--- SUPPLIED DATA Enclosed Below ---

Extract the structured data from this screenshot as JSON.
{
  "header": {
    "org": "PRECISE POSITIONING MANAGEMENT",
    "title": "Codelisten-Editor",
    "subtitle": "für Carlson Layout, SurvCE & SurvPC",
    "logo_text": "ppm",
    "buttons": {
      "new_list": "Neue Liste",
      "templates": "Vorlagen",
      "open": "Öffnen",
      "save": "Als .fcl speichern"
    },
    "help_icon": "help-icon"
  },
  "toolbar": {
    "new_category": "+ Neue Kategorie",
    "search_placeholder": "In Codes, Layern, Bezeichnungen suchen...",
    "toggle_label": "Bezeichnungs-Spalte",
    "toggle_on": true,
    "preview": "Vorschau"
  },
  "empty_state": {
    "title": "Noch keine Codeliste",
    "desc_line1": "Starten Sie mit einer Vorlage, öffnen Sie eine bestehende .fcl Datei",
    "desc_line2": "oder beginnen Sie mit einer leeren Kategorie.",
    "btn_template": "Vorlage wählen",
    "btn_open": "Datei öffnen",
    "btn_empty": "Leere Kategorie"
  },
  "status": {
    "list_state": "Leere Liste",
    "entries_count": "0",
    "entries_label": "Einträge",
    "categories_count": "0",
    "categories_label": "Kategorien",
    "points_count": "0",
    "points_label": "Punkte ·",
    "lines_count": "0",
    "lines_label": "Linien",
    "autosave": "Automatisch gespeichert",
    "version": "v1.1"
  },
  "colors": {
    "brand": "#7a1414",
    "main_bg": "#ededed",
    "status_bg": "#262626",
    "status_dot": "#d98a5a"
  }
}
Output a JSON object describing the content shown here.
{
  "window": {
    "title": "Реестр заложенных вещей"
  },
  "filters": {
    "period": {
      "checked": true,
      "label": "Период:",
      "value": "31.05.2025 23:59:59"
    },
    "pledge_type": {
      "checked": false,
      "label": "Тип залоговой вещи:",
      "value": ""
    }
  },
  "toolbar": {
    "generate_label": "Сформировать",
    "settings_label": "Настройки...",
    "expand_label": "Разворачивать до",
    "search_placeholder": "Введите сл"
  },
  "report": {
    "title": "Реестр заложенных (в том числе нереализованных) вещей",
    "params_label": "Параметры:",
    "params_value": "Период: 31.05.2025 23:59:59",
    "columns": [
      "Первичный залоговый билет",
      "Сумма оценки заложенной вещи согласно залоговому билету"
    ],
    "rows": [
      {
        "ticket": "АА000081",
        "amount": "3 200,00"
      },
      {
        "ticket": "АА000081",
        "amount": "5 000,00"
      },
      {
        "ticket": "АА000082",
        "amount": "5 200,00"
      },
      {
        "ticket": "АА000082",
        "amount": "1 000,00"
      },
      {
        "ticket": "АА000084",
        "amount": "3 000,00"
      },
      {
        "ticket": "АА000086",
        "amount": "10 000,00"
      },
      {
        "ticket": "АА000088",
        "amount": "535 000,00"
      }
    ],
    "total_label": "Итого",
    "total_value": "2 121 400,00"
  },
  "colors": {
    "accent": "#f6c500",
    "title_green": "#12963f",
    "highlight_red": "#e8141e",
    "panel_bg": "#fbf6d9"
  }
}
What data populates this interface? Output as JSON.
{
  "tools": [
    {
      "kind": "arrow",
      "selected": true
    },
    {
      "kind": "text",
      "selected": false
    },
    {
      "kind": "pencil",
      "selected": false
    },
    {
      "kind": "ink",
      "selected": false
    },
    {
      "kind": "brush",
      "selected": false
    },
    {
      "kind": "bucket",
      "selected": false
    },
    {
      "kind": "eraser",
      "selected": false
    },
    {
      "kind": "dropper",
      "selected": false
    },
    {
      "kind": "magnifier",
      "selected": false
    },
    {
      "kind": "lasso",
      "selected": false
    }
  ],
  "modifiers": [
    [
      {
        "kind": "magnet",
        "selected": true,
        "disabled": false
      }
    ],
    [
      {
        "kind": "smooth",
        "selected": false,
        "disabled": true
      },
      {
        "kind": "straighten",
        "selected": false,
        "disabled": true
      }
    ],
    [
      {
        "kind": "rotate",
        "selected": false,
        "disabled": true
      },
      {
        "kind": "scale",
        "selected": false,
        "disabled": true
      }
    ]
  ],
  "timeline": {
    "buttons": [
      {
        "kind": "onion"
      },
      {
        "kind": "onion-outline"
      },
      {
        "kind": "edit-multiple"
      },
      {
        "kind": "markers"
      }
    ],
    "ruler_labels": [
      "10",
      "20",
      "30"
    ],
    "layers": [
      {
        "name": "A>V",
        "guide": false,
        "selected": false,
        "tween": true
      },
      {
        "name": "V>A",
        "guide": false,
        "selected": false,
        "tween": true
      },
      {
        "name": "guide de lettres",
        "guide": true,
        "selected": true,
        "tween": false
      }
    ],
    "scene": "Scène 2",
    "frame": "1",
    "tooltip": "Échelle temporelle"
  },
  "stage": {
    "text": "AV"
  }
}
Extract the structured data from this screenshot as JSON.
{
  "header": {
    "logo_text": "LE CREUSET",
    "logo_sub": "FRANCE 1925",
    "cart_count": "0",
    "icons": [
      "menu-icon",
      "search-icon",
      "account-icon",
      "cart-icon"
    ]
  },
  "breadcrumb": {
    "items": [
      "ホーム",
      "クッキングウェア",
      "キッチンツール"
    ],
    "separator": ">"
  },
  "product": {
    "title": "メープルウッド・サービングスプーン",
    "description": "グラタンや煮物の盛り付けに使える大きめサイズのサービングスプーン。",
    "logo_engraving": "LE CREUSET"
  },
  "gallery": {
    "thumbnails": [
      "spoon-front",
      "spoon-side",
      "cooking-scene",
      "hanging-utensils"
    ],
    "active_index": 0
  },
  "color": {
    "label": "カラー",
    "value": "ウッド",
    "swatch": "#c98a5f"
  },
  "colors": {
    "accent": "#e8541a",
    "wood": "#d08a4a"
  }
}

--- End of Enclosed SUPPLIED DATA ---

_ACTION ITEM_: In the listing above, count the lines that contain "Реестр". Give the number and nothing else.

_ANSWER FOR THE TASK_: 2